> ASSIGNMENT:
What comes back must be the data itself, retyped exactly.

(Element data from apps and pages)
▬▬▬

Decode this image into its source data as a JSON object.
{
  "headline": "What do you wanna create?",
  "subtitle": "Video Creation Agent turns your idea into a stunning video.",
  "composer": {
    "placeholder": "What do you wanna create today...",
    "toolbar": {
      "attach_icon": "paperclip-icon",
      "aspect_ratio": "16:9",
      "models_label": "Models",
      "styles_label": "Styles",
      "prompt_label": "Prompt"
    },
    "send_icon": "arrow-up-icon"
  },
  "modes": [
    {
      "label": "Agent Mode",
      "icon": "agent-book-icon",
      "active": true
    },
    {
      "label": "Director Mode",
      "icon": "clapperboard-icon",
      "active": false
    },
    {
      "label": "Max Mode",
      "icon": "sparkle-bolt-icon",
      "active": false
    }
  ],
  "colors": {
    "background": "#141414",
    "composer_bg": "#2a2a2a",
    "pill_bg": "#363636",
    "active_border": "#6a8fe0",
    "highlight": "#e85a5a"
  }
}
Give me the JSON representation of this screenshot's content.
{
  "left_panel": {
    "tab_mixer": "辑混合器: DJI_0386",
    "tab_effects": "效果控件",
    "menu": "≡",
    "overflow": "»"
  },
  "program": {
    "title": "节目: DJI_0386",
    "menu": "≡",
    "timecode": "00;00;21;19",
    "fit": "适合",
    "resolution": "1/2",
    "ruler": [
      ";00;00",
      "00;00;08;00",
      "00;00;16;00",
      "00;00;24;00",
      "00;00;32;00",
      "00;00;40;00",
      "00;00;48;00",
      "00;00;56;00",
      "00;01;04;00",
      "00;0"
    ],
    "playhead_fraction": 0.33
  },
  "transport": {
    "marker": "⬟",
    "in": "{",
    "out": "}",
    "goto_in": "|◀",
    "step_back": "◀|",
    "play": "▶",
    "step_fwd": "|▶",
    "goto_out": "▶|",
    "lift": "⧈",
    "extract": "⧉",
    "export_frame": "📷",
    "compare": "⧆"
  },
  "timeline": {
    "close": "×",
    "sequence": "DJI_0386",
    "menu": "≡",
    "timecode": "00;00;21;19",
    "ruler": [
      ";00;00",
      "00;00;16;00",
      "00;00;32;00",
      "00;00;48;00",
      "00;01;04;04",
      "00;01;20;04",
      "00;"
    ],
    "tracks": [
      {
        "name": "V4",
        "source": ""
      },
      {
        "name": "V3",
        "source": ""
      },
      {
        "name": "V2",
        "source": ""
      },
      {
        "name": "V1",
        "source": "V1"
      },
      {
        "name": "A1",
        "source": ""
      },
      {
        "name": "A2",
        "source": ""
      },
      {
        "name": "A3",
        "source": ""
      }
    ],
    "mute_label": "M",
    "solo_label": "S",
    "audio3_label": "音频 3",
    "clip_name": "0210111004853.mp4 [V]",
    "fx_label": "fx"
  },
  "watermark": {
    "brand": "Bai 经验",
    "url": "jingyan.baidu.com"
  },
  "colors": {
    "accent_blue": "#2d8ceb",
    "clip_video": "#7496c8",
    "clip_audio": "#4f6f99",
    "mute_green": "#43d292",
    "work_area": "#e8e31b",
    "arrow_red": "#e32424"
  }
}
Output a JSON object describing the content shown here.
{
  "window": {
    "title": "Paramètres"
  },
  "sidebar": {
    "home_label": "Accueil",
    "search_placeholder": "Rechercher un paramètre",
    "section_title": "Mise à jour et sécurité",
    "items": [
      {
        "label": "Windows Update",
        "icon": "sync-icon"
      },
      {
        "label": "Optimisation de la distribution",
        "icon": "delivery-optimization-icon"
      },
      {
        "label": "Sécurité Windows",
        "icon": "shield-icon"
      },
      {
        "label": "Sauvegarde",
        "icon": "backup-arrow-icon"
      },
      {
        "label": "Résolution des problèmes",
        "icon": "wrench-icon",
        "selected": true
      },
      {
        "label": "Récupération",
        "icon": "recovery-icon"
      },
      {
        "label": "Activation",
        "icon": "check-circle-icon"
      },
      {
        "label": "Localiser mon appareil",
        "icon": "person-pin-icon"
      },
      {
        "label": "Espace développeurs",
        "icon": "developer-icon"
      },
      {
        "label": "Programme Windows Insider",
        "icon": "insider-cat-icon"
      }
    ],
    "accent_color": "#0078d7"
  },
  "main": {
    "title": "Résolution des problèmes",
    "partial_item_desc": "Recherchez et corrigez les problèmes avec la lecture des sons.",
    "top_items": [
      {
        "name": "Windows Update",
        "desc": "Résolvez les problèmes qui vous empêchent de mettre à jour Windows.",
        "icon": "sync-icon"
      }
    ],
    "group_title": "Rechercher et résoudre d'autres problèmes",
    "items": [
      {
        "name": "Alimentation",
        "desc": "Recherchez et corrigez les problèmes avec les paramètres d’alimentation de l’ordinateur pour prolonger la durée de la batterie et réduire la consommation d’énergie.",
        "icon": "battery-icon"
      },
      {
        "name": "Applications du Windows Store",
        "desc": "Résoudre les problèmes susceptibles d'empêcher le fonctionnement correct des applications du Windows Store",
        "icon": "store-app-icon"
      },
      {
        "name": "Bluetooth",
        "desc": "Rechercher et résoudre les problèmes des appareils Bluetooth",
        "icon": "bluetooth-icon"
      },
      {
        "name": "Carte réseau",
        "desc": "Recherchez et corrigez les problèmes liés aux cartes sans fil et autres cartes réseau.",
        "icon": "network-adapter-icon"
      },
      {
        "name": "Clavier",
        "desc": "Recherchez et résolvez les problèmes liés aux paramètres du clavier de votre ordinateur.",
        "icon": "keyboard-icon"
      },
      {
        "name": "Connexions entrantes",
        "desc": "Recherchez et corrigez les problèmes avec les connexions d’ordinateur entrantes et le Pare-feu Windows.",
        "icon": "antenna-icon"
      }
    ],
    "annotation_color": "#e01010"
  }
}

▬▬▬

> RESULT FOR THIS EXERCISE:
Decode this image into its source data as a JSON object.
{
  "headline": "What do you wanna create?",
  "subtitle": "Video Creation Agent turns your idea into a stunning video.",
  "composer": {
    "placeholder": "What do you wanna create today...",
    "toolbar": {
      "attach_icon": "paperclip-icon",
      "aspect_ratio": "16:9",
      "models_label": "Models",
      "styles_label": "Styles",
      "prompt_label": "Prompt"
    },
    "send_icon": "arrow-up-icon"
  },
  "modes": [
    {
      "label": "Agent Mode",
      "icon": "agent-book-icon",
      "active": true
    },
    {
      "label": "Director Mode",
      "icon": "clapperboard-icon",
      "active": false
    },
    {
      "label": "Max Mode",
      "icon": "sparkle-bolt-icon",
      "active": false
    }
  ],
  "colors": {
    "background": "#141414",
    "composer_bg": "#2a2a2a",
    "pill_bg": "#363636",
    "active_border": "#6a8fe0",
    "highlight": "#e85a5a"
  }
}
Give me the JSON representation of this screenshot's content.
{
  "left_panel": {
    "tab_mixer": "辑混合器: DJI_0386",
    "tab_effects": "效果控件",
    "menu": "≡",
    "overflow": "»"
  },
  "program": {
    "title": "节目: DJI_0386",
    "menu": "≡",
    "timecode": "00;00;21;19",
    "fit": "适合",
    "resolution": "1/2",
    "ruler": [
      ";00;00",
      "00;00;08;00",
      "00;00;16;00",
      "00;00;24;00",
      "00;00;32;00",
      "00;00;40;00",
      "00;00;48;00",
      "00;00;56;00",
      "00;01;04;00",
      "00;0"
    ],
    "playhead_fraction": 0.33
  },
  "transport": {
    "marker": "⬟",
    "in": "{",
    "out": "}",
    "goto_in": "|◀",
    "step_back": "◀|",
    "play": "▶",
    "step_fwd": "|▶",
    "goto_out": "▶|",
    "lift": "⧈",
    "extract": "⧉",
    "export_frame": "📷",
    "compare": "⧆"
  },
  "timeline": {
    "close": "×",
    "sequence": "DJI_0386",
    "menu": "≡",
    "timecode": "00;00;21;19",
    "ruler": [
      ";00;00",
      "00;00;16;00",
      "00;00;32;00",
      "00;00;48;00",
      "00;01;04;04",
      "00;01;20;04",
      "00;"
    ],
    "tracks": [
      {
        "name": "V4",
        "source": ""
      },
      {
        "name": "V3",
        "source": ""
      },
      {
        "name": "V2",
        "source": ""
      },
      {
        "name": "V1",
        "source": "V1"
      },
      {
        "name": "A1",
        "source": ""
      },
      {
        "name": "A2",
        "source": ""
      },
      {
        "name": "A3",
        "source": ""
      }
    ],
    "mute_label": "M",
    "solo_label": "S",
    "audio3_label": "音频 3",
    "clip_name": "0210111004853.mp4 [V]",
    "fx_label": "fx"
  },
  "watermark": {
    "brand": "Bai 经验",
    "url": "jingyan.baidu.com"
  },
  "colors": {
    "accent_blue": "#2d8ceb",
    "clip_video": "#7496c8",
    "clip_audio": "#4f6f99",
    "mute_green": "#43d292",
    "work_area": "#e8e31b",
    "arrow_red": "#e32424"
  }
}
Output a JSON object describing the content shown here.
{
  "window": {
    "title": "Paramètres"
  },
  "sidebar": {
    "home_label": "Accueil",
    "search_placeholder": "Rechercher un paramètre",
    "section_title": "Mise à jour et sécurité",
    "items": [
      {
        "label": "Windows Update",
        "icon": "sync-icon"
      },
      {
        "label": "Optimisation de la distribution",
        "icon": "delivery-optimization-icon"
      },
      {
        "label": "Sécurité Windows",
        "icon": "shield-icon"
      },
      {
        "label": "Sauvegarde",
        "icon": "backup-arrow-icon"
      },
      {
        "label": "Résolution des problèmes",
        "icon": "wrench-icon",
        "selected": true
      },
      {
        "label": "Récupération",
        "icon": "recovery-icon"
      },
      {
        "label": "Activation",
        "icon": "check-circle-icon"
      },
      {
        "label": "Localiser mon appareil",
        "icon": "person-pin-icon"
      },
      {
        "label": "Espace développeurs",
        "icon": "developer-icon"
      },
      {
        "label": "Programme Windows Insider",
        "icon": "insider-cat-icon"
      }
    ],
    "accent_color": "#0078d7"
  },
  "main": {
    "title": "Résolution des problèmes",
    "partial_item_desc": "Recherchez et corrigez les problèmes avec la lecture des sons.",
    "top_items": [
      {
        "name": "Windows Update",
        "desc": "Résolvez les problèmes qui vous empêchent de mettre à jour Windows.",
        "icon": "sync-icon"
      }
    ],
    "group_title": "Rechercher et résoudre d'autres problèmes",
    "items": [
      {
        "name": "Alimentation",
        "desc": "Recherchez et corrigez les problèmes avec les paramètres d’alimentation de l’ordinateur pour prolonger la durée de la batterie et réduire la consommation d’énergie.",
        "icon": "battery-icon"
      },
      {
        "name": "Applications du Windows Store",
        "desc": "Résoudre les problèmes susceptibles d'empêcher le fonctionnement correct des applications du Windows Store",
        "icon": "store-app-icon"
      },
      {
        "name": "Bluetooth",
        "desc": "Rechercher et résoudre les problèmes des appareils Bluetooth",
        "icon": "bluetooth-icon"
      },
      {
        "name": "Carte réseau",
        "desc": "Recherchez et corrigez les problèmes liés aux cartes sans fil et autres cartes réseau.",
        "icon": "network-adapter-icon"
      },
      {
        "name": "Clavier",
        "desc": "Recherchez et résolvez les problèmes liés aux paramètres du clavier de votre ordinateur.",
        "icon": "keyboard-icon"
      },
      {
        "name": "Connexions entrantes",
        "desc": "Recherchez et corrigez les problèmes avec les connexions d’ordinateur entrantes et le Pare-feu Windows.",
        "icon": "antenna-icon"
      }
    ],
    "annotation_color": "#e01010"
  }
}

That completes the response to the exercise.